Problem description:
Copy every line of the entries that includes the word "Monitoring".

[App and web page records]
+++

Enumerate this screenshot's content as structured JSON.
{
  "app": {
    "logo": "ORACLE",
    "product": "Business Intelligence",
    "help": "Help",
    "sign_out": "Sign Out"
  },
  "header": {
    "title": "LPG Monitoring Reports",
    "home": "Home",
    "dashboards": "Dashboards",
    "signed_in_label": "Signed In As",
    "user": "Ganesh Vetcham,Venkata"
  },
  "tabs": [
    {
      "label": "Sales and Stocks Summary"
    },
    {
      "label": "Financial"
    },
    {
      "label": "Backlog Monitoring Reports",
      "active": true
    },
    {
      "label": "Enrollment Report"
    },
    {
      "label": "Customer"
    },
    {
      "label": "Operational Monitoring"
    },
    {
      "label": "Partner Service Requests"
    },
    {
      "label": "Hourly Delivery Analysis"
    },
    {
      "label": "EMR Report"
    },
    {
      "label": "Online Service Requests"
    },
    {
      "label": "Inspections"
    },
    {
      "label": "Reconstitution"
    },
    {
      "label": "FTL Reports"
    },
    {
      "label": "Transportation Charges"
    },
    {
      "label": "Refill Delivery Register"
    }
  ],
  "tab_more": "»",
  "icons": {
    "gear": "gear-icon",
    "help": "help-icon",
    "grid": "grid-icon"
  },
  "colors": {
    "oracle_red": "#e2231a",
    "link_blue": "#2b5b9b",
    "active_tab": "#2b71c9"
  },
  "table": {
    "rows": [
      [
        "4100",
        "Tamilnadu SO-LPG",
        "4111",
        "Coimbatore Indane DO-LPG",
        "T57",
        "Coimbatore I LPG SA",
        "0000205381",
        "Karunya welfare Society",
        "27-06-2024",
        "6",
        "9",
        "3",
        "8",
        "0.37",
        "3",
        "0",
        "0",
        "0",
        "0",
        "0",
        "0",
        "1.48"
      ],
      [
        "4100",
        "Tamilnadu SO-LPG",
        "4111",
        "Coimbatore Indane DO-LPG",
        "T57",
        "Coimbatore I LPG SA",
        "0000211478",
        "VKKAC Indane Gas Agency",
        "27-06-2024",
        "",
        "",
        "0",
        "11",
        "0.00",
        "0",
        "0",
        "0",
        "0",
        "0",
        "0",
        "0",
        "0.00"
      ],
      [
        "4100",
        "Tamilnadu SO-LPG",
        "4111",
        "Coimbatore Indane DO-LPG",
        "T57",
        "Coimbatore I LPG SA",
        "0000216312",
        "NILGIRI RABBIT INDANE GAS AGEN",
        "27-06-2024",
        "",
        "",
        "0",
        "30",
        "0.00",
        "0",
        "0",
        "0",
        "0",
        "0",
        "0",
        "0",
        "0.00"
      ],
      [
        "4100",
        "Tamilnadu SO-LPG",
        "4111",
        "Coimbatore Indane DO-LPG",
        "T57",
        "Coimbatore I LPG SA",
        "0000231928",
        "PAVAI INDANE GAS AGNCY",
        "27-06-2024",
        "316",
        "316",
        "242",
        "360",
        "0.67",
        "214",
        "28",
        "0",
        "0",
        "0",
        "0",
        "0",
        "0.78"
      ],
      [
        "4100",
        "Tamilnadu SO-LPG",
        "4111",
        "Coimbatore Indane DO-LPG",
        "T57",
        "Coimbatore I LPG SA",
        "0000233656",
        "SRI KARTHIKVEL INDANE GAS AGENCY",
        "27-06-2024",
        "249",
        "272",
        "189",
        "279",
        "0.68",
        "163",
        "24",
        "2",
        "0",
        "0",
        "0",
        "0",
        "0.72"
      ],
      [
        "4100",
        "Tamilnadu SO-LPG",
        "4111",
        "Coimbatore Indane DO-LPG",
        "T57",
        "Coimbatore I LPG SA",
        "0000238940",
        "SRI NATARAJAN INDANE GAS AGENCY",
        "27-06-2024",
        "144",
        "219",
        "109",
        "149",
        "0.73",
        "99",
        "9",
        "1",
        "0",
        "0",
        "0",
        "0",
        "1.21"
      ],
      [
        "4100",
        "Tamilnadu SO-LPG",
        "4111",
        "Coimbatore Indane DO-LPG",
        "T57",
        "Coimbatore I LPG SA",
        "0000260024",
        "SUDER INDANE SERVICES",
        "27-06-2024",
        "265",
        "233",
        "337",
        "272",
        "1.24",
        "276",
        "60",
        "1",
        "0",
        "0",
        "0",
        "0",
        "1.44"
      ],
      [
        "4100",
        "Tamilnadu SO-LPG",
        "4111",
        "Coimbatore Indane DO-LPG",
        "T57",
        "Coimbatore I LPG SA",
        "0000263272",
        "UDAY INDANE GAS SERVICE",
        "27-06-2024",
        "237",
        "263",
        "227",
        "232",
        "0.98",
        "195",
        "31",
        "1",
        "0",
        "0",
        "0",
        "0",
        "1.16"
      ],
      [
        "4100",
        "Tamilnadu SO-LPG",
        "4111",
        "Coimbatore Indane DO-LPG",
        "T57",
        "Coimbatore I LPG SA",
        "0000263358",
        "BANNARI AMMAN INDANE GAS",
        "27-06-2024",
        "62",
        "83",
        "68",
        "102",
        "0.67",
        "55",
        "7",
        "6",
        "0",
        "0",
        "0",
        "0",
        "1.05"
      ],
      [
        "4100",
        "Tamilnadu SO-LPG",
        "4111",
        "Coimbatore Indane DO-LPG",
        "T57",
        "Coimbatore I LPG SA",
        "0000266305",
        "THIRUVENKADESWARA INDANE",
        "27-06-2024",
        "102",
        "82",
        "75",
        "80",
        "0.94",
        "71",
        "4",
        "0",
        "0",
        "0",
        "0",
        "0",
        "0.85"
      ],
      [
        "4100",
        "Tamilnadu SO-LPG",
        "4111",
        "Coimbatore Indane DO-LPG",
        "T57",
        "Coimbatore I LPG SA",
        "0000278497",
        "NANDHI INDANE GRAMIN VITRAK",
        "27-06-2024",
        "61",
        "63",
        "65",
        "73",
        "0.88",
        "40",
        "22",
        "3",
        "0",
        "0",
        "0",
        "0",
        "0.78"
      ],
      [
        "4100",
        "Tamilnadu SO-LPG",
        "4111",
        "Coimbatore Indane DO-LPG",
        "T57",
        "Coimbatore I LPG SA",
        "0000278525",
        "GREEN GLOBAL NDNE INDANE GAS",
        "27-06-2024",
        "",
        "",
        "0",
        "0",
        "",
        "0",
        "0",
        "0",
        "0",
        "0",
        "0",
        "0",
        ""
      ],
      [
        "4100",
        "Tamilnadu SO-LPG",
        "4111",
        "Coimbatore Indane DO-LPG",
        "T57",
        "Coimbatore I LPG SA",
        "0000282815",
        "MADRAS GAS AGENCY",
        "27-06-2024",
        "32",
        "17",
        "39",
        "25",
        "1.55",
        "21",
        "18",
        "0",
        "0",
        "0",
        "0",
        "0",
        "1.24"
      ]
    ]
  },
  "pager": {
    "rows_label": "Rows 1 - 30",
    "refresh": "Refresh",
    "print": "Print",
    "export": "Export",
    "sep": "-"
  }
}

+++

Exercise answer:
    "title": "LPG Monitoring Reports",
      "label": "Backlog Monitoring Reports",
      "label": "Operational Monitoring"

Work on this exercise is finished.